======== Task data ========

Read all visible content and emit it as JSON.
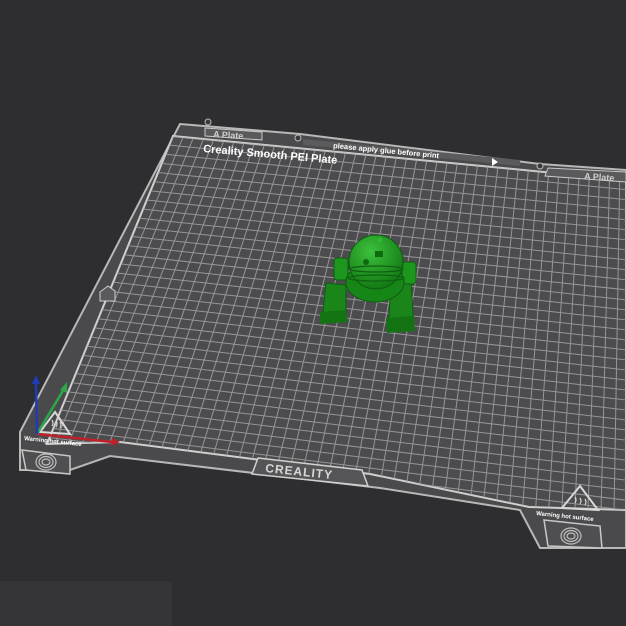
{
  "scene": {
    "background_color": "#2e2e30",
    "bed": {
      "fill_color": "#4a4a4c",
      "grid_color": "#9a9a9c",
      "border_color": "#c8c8c8",
      "plate_title": "Creality Smooth PEI Plate",
      "glue_notice": "please apply glue before print",
      "plate_tab_left": "A Plate",
      "plate_tab_right": "A Plate",
      "brand_label": "CREALITY",
      "warning_left": "Warning hot surface",
      "warning_right": "Warning hot surface",
      "fingerprint_icon": "fingerprint-icon",
      "hot_surface_icon": "hot-surface-warning-icon"
    },
    "model": {
      "color": "#1e8c1e",
      "shadow_color": "#0f5a12"
    },
    "axes": {
      "x_color": "#c0202a",
      "y_color": "#2aa84a",
      "z_color": "#1f3bb5"
    }
  }
}
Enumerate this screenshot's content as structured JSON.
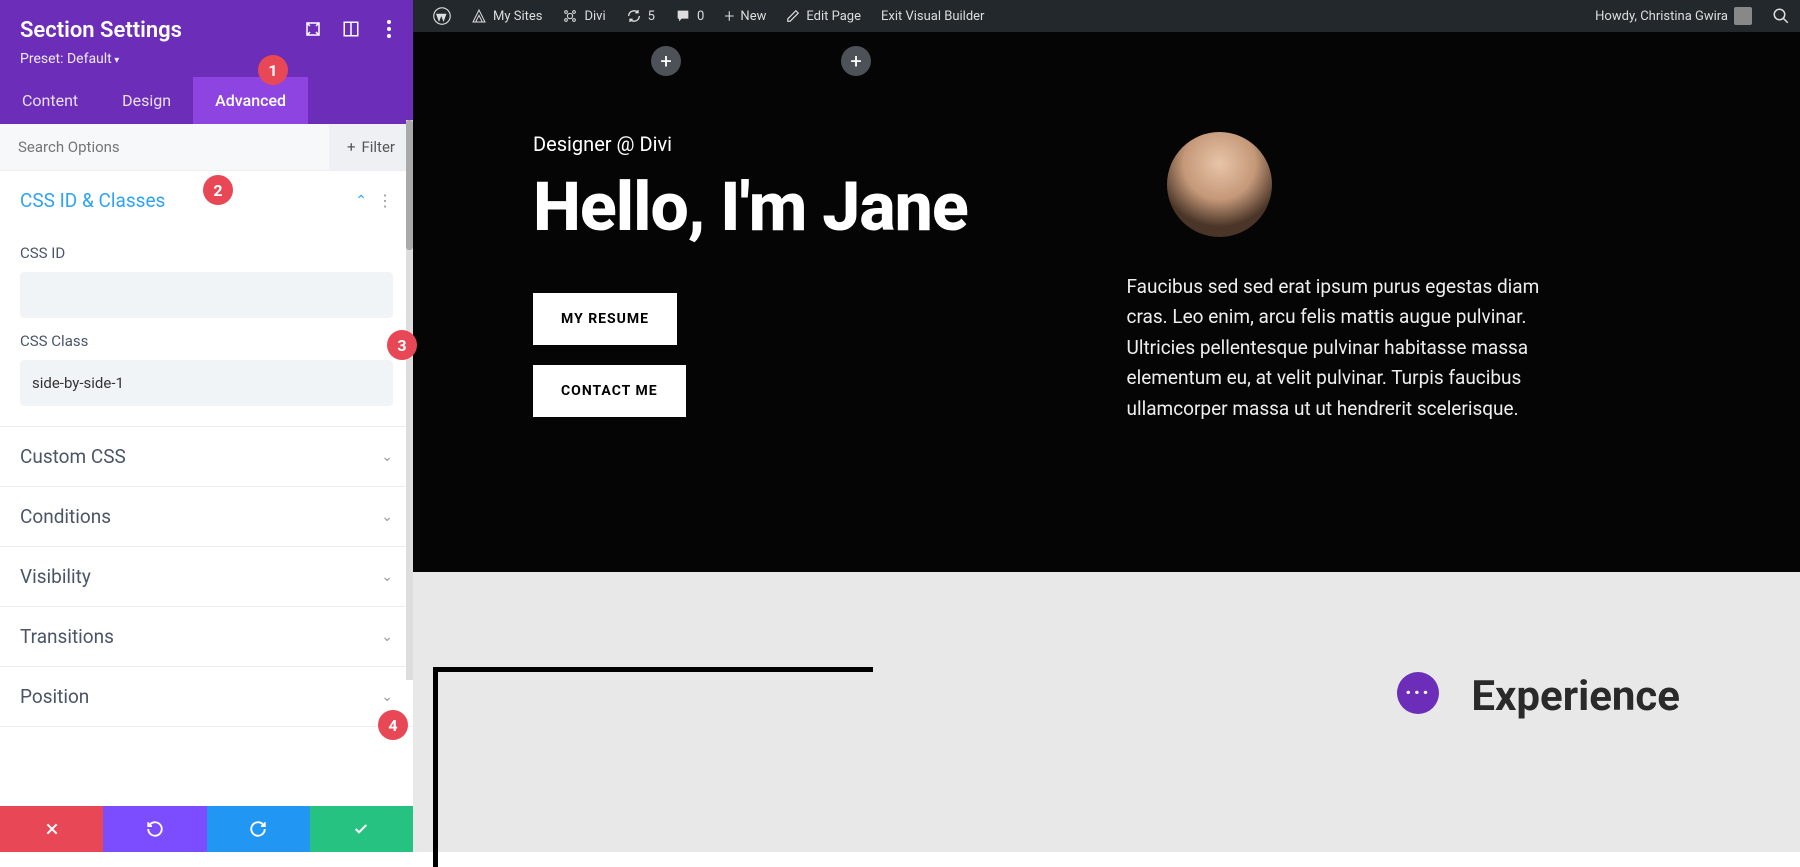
{
  "panel": {
    "title": "Section Settings",
    "preset": "Preset: Default",
    "tabs": {
      "content": "Content",
      "design": "Design",
      "advanced": "Advanced"
    },
    "search_placeholder": "Search Options",
    "filter_label": "Filter",
    "groups": {
      "css_id_classes": "CSS ID & Classes",
      "custom_css": "Custom CSS",
      "conditions": "Conditions",
      "visibility": "Visibility",
      "transitions": "Transitions",
      "position": "Position"
    },
    "fields": {
      "css_id_label": "CSS ID",
      "css_id_value": "",
      "css_class_label": "CSS Class",
      "css_class_value": "side-by-side-1"
    }
  },
  "adminbar": {
    "my_sites": "My Sites",
    "site_name": "Divi",
    "updates": "5",
    "comments": "0",
    "new": "New",
    "edit_page": "Edit Page",
    "exit_vb": "Exit Visual Builder",
    "howdy": "Howdy, Christina Gwira"
  },
  "hero": {
    "subtitle": "Designer @ Divi",
    "headline": "Hello, I'm Jane",
    "resume_btn": "MY RESUME",
    "contact_btn": "CONTACT ME",
    "bio": "Faucibus sed sed erat ipsum purus egestas diam cras. Leo enim, arcu felis mattis augue pulvinar. Ultricies pellentesque pulvinar habitasse massa elementum eu, at velit pulvinar. Turpis faucibus ullamcorper massa ut ut hendrerit scelerisque."
  },
  "experience_title": "Experience",
  "annotations": {
    "a1": "1",
    "a2": "2",
    "a3": "3",
    "a4": "4"
  }
}
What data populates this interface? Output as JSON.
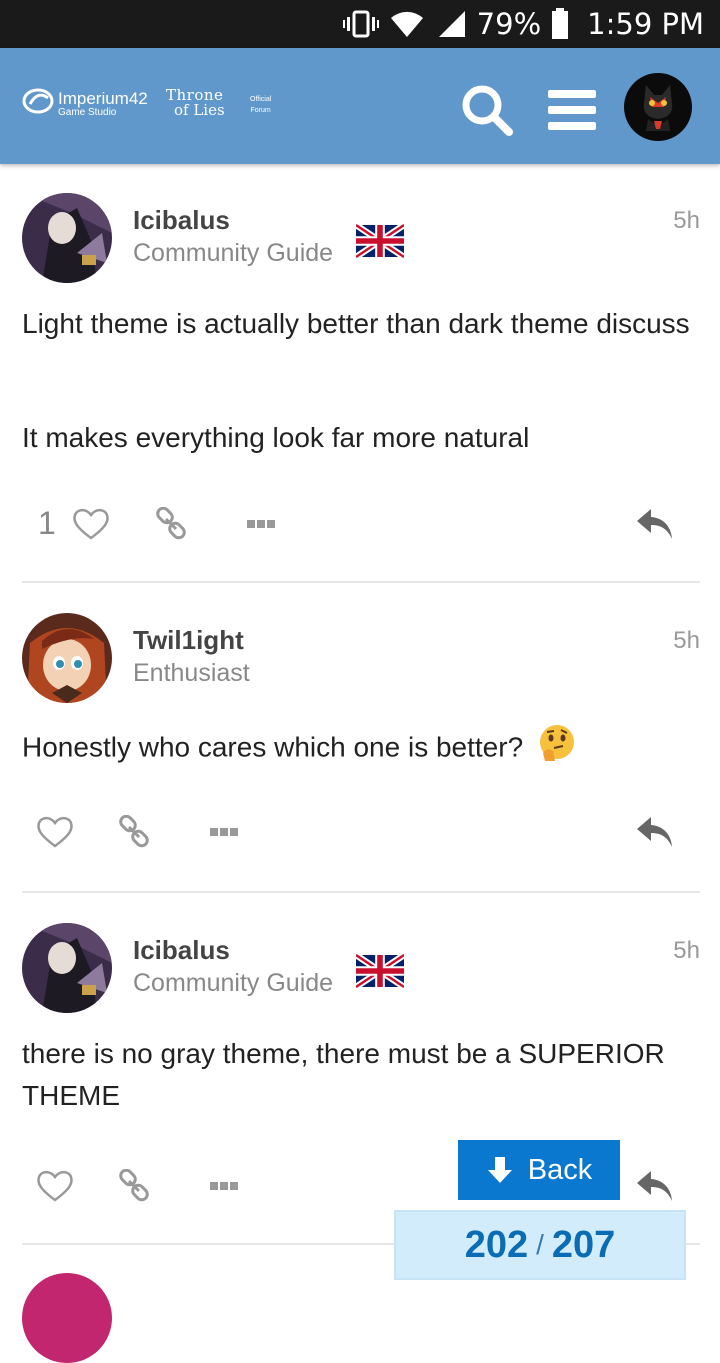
{
  "status_bar": {
    "battery": "79%",
    "time": "1:59 PM"
  },
  "header": {
    "logo_main": "Imperium42",
    "logo_sub": "Game Studio",
    "logo2_line1": "Throne",
    "logo2_line2": "of Lies",
    "logo3_line1": "Official",
    "logo3_line2": "Forum"
  },
  "posts": [
    {
      "username": "Icibalus",
      "user_title": "Community Guide",
      "time": "5h",
      "paragraphs": [
        "Light theme is actually better than dark theme discuss",
        "It makes everything look far more natural"
      ],
      "like_count": "1"
    },
    {
      "username": "Twil1ight",
      "user_title": "Enthusiast",
      "time": "5h",
      "paragraphs": [
        "Honestly who cares which one is better?"
      ]
    },
    {
      "username": "Icibalus",
      "user_title": "Community Guide",
      "time": "5h",
      "paragraphs": [
        "there is no gray theme, there must be a SUPERIOR THEME"
      ]
    }
  ],
  "back_button": {
    "label": "Back"
  },
  "progress": {
    "current": "202",
    "separator": "/",
    "total": "207"
  },
  "colors": {
    "header": "#6198cc",
    "accent": "#0b78cf",
    "progress_bg": "#d2ecfb"
  }
}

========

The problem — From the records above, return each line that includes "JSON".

Expected output —
Read all visible content and emit it as JSON.
Enumerate this screenshot's content as structured JSON.
What data populates this interface? Output as JSON.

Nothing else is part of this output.